*EXERCISE DATA:*
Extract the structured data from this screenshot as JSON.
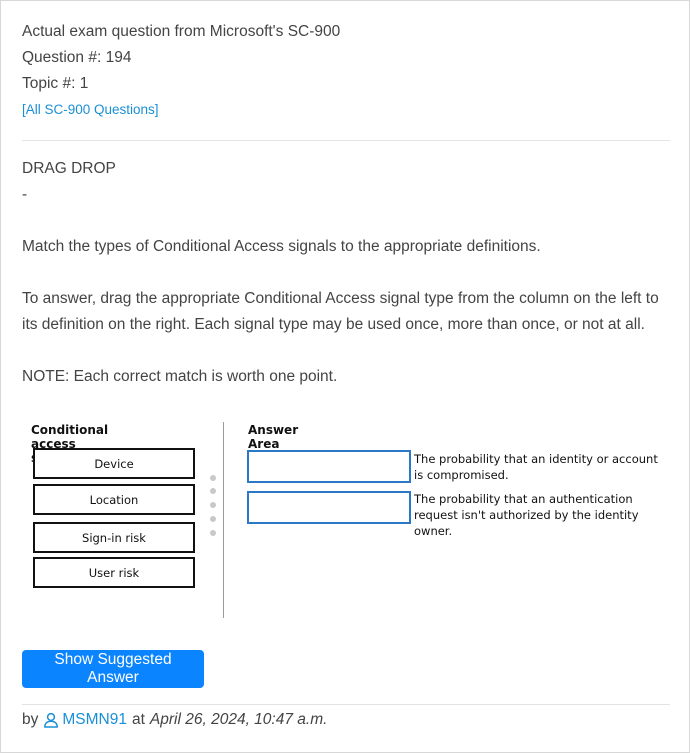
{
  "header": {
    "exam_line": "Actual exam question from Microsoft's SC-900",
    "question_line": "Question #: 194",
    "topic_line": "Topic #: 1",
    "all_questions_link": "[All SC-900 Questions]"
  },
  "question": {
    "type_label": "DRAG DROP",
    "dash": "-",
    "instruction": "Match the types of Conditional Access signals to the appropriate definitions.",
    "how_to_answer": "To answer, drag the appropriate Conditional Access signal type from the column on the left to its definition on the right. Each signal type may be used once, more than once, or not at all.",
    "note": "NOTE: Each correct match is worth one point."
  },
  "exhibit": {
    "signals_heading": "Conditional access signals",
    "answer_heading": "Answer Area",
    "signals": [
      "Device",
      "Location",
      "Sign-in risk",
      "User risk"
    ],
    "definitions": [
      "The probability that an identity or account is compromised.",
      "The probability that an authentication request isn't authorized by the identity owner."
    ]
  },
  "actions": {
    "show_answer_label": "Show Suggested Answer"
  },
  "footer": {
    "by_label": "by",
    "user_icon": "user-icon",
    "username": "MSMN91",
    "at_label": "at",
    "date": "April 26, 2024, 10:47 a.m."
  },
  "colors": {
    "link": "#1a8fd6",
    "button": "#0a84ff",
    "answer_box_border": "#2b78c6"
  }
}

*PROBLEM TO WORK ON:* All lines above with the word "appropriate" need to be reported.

*RESULT FOR THIS TASK:*
    "instruction": "Match the types of Conditional Access signals to the appropriate definitions.",
    "how_to_answer": "To answer, drag the appropriate Conditional Access signal type from the column on the left to its definition on the right. Each signal type may be used once, more than once, or not at all.",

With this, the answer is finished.